** Your objective **
Find every line in the records below that contains the word "icon", and copy each such line.
Start of Data shown
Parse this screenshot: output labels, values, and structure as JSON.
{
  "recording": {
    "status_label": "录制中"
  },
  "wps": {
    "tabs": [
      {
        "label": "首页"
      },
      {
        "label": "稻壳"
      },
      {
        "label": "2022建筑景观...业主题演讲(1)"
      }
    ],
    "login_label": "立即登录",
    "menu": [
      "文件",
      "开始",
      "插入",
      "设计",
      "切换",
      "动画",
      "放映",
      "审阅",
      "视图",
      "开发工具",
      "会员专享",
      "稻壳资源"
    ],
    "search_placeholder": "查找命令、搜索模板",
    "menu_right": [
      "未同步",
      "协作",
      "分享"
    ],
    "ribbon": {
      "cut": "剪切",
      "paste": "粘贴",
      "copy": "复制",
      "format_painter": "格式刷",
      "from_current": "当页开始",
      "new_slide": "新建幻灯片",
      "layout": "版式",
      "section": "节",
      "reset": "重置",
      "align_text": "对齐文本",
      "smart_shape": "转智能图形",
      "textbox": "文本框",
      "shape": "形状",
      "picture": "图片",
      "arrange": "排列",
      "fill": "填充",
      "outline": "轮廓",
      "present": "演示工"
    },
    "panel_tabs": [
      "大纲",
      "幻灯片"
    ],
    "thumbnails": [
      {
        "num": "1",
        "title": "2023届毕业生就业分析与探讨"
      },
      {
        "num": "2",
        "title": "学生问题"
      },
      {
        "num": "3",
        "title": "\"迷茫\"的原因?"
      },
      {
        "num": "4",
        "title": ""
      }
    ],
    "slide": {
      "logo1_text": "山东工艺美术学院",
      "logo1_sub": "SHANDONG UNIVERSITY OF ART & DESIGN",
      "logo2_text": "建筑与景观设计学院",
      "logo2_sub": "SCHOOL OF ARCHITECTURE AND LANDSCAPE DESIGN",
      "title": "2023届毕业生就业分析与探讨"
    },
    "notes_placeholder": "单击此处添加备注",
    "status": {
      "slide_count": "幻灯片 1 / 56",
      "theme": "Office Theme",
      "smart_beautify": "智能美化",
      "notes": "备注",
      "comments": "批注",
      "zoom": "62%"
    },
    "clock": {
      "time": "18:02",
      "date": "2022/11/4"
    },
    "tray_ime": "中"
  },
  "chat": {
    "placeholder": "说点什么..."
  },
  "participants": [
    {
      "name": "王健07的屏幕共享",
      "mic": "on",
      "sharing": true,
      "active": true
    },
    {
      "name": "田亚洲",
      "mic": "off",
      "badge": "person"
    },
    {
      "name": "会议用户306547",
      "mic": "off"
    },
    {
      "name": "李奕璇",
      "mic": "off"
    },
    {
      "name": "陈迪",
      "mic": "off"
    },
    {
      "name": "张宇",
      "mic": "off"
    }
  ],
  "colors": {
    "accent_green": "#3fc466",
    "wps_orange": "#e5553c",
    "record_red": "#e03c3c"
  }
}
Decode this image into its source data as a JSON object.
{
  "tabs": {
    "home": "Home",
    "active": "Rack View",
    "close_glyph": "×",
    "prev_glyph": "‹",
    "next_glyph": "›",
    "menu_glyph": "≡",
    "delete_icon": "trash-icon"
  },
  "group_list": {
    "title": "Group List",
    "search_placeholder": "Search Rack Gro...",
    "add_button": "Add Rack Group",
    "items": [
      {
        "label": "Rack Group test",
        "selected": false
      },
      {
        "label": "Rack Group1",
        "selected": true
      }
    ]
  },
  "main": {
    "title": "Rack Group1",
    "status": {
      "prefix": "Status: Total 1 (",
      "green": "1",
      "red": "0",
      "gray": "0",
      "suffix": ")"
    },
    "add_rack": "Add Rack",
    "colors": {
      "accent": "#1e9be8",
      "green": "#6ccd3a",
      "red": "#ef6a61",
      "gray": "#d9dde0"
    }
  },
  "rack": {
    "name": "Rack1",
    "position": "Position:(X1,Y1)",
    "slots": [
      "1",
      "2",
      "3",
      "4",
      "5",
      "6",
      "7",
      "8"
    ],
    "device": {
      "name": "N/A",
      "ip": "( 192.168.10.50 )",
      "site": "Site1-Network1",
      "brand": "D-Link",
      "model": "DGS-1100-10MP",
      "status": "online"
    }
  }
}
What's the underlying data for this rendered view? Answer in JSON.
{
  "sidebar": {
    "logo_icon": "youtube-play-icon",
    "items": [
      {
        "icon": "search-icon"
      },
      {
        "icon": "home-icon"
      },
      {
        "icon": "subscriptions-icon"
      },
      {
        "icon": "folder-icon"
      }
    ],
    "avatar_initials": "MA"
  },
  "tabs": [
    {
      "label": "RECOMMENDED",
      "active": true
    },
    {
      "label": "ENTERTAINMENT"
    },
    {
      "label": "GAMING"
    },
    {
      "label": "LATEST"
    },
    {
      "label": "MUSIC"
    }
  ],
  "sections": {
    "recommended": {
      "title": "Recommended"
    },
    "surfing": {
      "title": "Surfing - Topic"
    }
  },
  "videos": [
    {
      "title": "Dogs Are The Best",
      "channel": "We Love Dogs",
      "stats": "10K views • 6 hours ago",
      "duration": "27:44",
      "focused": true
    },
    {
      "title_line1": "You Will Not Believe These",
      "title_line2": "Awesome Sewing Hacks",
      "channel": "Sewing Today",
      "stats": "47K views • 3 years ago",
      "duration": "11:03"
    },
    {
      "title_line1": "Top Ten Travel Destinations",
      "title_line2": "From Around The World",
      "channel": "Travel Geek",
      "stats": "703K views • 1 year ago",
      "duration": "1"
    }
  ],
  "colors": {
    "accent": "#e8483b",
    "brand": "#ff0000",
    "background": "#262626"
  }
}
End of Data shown
** Task output **
    "delete_icon": "trash-icon"
    "logo_icon": "youtube-play-icon",
        "icon": "search-icon"
        "icon": "home-icon"
        "icon": "subscriptions-icon"
        "icon": "folder-icon"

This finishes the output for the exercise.